= TASK INSTRUCTIONS =
In the data below, which lines hold "Сортировка"? Copy every one.
=== RECORDS TO USE ===
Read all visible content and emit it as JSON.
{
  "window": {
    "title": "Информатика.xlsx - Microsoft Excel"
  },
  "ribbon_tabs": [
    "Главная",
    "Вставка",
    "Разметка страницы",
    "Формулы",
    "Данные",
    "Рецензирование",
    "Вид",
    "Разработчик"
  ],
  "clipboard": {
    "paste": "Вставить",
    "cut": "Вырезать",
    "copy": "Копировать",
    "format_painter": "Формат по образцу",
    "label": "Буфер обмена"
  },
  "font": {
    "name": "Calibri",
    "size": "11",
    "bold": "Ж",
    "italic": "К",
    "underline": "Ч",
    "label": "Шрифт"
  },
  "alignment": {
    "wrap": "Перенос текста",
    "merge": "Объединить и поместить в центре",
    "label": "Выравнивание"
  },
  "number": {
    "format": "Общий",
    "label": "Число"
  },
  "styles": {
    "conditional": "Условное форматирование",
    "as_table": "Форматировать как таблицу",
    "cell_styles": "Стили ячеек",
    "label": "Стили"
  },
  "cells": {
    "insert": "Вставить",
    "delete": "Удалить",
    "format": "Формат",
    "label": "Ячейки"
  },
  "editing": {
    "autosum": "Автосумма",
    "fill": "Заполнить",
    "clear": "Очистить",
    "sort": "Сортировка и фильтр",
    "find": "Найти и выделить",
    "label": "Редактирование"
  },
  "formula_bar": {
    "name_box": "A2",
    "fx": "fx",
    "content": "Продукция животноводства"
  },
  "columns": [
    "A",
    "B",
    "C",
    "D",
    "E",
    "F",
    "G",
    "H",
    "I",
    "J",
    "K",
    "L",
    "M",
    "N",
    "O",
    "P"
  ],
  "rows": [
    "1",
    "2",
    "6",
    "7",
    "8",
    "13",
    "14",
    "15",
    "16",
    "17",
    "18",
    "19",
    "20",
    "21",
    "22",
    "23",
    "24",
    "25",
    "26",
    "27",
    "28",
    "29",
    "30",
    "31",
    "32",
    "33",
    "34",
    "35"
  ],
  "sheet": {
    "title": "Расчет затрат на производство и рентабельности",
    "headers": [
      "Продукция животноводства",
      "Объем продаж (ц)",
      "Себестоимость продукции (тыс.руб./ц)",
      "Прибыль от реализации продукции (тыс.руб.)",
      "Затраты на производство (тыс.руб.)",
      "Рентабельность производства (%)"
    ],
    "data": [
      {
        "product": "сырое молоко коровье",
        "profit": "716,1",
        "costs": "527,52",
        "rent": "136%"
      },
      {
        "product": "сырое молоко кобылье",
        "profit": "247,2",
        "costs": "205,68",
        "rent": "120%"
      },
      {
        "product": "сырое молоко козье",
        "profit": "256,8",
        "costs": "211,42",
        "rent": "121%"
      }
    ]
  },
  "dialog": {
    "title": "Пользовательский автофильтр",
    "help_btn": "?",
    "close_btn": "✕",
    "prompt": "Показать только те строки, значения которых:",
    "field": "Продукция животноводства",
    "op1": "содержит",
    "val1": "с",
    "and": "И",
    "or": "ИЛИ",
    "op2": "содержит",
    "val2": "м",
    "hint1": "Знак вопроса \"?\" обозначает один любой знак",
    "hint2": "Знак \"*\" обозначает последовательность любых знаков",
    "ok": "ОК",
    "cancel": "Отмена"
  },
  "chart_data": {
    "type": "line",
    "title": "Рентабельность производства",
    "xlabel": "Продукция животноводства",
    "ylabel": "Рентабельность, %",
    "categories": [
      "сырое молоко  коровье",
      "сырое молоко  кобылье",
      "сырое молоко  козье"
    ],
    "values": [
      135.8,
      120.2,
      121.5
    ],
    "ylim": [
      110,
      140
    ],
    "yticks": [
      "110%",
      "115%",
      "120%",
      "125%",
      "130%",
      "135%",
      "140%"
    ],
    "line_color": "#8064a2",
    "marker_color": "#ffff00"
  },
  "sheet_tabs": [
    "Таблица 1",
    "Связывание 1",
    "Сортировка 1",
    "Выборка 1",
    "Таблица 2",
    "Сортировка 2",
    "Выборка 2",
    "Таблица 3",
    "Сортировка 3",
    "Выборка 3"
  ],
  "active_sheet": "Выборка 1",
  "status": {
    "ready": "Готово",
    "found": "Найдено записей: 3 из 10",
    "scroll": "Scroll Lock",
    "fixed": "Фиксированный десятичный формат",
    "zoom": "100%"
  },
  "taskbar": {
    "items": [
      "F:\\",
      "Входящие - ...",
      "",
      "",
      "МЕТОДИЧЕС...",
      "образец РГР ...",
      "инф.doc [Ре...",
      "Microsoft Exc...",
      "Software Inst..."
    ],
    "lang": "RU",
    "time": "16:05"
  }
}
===
= REPLY TO THE TASK =
    "sort": "Сортировка и фильтр",
    "Сортировка 1",
    "Сортировка 2",
    "Сортировка 3",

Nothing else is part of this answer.